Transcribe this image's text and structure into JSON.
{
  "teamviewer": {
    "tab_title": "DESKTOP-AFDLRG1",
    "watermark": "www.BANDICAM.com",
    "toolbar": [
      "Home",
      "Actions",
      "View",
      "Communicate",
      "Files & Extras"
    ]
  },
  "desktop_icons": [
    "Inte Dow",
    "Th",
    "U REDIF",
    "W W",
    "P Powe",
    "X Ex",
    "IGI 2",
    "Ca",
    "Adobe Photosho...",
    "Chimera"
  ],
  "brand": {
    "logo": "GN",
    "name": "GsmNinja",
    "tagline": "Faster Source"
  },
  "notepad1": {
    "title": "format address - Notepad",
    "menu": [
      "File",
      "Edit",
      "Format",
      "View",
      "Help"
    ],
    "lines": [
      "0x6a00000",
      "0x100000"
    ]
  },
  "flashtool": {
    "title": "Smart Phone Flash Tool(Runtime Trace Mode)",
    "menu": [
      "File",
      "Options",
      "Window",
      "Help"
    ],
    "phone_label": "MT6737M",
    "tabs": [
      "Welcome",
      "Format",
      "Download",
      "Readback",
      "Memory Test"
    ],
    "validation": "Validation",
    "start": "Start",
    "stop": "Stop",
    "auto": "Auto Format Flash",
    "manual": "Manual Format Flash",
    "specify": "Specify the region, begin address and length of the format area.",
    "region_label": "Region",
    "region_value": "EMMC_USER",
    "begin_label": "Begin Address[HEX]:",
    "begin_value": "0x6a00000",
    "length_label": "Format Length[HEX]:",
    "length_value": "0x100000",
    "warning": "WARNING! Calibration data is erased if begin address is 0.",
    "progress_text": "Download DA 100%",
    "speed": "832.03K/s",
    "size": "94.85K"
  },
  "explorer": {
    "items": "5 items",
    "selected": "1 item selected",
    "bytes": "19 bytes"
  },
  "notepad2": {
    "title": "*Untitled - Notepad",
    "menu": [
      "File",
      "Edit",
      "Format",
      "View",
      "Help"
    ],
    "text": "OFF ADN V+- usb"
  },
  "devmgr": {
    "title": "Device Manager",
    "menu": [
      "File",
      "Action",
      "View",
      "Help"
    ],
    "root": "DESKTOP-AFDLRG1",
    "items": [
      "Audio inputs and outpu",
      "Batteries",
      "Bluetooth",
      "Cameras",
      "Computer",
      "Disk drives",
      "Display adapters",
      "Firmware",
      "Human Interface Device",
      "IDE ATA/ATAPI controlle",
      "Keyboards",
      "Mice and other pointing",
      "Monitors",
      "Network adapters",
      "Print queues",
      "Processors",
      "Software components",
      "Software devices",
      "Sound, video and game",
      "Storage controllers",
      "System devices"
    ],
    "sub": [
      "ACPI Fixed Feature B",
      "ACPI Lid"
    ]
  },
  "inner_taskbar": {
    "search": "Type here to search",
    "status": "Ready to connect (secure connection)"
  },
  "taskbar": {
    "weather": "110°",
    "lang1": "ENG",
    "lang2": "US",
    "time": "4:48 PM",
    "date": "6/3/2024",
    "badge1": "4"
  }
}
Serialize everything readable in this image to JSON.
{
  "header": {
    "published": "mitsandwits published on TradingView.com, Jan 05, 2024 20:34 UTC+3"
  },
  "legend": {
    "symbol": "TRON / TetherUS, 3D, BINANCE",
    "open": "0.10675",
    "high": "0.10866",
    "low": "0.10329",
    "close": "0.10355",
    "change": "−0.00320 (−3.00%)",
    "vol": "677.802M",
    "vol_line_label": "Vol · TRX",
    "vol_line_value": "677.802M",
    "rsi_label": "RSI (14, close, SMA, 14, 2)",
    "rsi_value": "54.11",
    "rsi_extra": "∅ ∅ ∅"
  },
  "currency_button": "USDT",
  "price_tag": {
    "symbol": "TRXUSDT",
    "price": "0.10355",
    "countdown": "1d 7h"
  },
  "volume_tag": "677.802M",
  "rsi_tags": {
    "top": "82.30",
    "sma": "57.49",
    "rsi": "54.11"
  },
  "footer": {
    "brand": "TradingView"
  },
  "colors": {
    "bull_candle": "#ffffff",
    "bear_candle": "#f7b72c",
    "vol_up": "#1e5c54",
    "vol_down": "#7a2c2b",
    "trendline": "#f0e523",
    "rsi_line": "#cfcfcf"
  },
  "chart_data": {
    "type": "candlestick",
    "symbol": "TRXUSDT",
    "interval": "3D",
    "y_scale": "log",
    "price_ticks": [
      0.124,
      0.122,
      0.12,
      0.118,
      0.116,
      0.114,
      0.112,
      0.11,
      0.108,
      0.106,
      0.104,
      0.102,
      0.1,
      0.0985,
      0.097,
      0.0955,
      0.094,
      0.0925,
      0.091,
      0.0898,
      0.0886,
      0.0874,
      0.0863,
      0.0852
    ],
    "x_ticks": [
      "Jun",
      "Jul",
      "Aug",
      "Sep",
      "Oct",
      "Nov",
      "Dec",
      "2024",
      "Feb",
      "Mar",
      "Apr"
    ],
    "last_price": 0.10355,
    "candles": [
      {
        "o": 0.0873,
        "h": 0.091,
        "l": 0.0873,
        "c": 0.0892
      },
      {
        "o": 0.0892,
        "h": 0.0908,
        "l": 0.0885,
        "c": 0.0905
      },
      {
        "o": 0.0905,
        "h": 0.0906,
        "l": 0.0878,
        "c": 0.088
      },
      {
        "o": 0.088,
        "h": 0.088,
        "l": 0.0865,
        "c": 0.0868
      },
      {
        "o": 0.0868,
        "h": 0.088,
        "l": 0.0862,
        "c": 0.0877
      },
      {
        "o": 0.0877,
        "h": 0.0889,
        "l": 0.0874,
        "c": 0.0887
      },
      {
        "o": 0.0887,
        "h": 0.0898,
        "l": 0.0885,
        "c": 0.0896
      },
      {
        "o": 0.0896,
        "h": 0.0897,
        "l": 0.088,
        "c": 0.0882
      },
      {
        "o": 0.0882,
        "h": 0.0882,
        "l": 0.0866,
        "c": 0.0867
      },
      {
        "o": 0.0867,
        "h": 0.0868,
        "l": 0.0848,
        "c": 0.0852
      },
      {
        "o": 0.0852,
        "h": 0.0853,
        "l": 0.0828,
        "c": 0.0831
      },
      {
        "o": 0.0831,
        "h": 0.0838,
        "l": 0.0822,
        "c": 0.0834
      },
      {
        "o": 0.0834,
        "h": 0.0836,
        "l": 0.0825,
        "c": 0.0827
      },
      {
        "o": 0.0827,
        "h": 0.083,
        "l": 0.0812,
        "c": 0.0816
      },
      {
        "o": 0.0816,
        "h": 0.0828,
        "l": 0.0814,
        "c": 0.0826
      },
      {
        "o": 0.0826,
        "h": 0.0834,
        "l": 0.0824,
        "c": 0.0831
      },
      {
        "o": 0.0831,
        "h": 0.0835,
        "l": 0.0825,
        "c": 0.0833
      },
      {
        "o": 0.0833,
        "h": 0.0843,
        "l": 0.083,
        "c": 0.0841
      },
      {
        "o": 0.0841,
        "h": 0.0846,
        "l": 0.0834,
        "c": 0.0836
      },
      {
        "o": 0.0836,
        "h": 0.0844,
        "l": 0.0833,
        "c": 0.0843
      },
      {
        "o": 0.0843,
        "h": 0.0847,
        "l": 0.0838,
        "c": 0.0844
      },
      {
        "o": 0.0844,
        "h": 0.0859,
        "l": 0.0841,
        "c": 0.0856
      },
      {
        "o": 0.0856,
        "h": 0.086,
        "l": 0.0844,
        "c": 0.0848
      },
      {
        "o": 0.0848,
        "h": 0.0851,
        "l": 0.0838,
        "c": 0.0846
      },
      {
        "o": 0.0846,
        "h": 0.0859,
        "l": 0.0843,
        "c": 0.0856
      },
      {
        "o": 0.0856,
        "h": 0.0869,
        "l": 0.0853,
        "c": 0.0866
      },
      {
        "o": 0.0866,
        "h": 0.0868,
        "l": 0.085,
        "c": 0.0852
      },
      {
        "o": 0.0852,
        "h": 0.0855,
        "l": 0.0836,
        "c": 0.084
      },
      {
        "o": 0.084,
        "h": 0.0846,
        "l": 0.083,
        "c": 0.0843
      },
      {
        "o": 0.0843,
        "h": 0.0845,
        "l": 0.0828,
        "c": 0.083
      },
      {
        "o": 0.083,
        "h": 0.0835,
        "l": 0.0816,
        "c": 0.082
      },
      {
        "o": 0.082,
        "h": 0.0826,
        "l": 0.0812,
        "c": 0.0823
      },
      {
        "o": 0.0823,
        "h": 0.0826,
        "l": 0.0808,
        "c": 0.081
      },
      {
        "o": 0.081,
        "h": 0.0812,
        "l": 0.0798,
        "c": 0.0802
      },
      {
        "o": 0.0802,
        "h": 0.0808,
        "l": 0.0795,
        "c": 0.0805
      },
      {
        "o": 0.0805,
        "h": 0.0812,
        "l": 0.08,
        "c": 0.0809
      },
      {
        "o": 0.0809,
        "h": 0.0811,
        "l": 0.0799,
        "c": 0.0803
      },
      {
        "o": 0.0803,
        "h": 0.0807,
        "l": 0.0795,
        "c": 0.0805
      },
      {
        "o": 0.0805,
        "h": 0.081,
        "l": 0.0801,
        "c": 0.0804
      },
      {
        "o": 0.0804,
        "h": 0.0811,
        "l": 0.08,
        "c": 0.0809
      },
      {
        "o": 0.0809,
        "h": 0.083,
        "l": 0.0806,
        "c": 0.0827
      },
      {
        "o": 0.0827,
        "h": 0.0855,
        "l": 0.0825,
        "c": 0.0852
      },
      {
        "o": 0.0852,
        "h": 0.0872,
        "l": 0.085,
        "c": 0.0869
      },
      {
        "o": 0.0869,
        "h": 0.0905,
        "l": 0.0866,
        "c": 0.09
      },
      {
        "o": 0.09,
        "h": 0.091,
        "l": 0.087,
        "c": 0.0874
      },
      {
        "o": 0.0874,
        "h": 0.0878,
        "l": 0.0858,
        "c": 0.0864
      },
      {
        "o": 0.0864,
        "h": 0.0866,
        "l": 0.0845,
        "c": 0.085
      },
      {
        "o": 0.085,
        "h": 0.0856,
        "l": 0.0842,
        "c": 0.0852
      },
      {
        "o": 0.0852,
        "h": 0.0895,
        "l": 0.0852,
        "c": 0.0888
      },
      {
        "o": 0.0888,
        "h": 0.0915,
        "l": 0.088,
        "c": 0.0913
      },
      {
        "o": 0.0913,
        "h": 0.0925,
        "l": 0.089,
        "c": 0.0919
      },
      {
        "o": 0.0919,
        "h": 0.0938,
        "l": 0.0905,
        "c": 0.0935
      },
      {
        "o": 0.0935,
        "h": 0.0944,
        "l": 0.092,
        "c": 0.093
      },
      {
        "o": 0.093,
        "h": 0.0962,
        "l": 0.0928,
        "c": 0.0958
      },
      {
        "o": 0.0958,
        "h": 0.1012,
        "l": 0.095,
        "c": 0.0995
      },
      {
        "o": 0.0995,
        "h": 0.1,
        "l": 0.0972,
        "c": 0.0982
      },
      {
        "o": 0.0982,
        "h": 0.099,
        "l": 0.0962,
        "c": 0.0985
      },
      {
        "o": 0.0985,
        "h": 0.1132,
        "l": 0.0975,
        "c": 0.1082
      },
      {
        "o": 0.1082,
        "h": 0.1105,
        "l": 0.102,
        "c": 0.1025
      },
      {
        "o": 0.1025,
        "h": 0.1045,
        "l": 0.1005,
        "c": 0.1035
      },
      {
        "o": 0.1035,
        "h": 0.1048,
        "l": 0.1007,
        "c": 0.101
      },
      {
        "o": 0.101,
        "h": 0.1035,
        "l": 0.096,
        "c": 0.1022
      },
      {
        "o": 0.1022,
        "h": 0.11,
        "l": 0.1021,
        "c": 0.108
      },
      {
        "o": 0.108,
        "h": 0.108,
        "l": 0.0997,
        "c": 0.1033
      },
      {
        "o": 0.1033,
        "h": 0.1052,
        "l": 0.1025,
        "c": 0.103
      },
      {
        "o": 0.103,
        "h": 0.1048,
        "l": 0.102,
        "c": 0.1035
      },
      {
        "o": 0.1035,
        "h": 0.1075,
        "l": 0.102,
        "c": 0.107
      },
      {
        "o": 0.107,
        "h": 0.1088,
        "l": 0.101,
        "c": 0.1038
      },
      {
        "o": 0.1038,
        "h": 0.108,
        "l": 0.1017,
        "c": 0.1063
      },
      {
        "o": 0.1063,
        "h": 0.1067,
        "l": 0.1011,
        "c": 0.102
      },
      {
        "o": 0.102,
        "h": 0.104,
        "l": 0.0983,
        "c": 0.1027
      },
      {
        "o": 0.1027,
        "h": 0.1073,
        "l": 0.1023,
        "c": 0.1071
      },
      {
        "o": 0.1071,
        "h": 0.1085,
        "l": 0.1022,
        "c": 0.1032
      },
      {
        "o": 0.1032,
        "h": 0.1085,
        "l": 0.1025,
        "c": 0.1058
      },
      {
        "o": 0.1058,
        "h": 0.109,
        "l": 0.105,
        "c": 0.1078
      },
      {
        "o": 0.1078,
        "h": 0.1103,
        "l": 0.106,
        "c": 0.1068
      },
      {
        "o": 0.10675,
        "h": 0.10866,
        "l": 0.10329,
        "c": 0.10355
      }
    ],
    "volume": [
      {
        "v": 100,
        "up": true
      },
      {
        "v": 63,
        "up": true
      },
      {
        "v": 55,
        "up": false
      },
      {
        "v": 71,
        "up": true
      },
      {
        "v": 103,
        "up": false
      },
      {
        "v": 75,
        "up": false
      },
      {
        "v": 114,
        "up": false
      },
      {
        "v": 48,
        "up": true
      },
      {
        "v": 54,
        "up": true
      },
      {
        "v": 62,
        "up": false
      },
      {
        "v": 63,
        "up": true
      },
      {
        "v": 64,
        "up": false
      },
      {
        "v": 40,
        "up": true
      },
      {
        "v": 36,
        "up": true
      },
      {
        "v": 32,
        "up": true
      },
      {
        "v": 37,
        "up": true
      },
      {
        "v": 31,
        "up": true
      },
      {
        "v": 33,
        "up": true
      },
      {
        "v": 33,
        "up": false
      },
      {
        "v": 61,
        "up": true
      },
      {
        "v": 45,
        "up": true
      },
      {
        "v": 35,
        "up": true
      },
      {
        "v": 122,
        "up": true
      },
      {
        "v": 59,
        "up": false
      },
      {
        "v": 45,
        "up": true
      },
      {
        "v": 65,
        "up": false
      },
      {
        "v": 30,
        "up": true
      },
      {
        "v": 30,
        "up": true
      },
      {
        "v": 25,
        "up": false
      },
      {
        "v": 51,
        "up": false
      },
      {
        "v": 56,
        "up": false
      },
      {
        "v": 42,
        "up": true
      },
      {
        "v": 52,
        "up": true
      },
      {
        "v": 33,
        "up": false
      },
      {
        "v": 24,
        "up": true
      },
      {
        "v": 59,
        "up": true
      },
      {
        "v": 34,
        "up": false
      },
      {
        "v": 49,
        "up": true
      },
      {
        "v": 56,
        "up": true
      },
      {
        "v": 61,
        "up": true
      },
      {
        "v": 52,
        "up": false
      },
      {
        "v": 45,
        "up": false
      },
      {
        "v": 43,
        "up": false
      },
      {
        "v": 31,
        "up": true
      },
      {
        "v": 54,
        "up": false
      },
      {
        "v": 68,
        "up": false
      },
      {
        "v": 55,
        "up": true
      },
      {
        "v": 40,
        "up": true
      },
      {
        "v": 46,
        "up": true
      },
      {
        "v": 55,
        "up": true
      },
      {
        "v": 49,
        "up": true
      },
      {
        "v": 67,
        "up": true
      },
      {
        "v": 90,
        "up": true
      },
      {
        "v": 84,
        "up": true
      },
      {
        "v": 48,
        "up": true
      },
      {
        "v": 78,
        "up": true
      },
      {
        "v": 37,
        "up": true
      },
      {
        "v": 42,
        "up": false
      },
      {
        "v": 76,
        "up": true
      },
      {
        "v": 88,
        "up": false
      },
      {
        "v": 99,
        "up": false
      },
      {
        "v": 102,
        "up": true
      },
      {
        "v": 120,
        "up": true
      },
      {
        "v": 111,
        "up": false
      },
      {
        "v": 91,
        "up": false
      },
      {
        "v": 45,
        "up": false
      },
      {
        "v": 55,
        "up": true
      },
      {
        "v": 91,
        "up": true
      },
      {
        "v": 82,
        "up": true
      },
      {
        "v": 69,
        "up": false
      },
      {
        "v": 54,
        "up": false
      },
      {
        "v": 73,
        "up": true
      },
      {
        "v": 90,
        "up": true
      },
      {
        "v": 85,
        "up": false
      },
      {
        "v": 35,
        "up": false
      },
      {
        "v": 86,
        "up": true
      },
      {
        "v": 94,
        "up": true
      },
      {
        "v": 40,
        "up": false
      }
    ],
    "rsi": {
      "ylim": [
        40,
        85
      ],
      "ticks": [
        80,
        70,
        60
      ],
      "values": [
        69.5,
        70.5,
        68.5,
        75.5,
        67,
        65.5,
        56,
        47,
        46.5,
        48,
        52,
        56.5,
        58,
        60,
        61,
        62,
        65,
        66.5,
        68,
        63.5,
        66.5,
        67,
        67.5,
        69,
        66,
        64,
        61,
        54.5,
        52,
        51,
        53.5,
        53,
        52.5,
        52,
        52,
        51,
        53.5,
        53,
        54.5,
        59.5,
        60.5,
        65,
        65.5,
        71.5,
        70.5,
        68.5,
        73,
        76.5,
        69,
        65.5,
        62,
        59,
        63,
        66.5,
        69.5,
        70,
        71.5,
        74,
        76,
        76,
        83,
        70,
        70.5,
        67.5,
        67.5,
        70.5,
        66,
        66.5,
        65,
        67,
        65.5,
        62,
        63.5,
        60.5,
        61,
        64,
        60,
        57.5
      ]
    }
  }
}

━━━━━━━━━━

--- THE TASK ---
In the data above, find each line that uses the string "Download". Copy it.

--- WRITTEN RESPONSE ---
      "Download",
    "progress_text": "Download DA 100%",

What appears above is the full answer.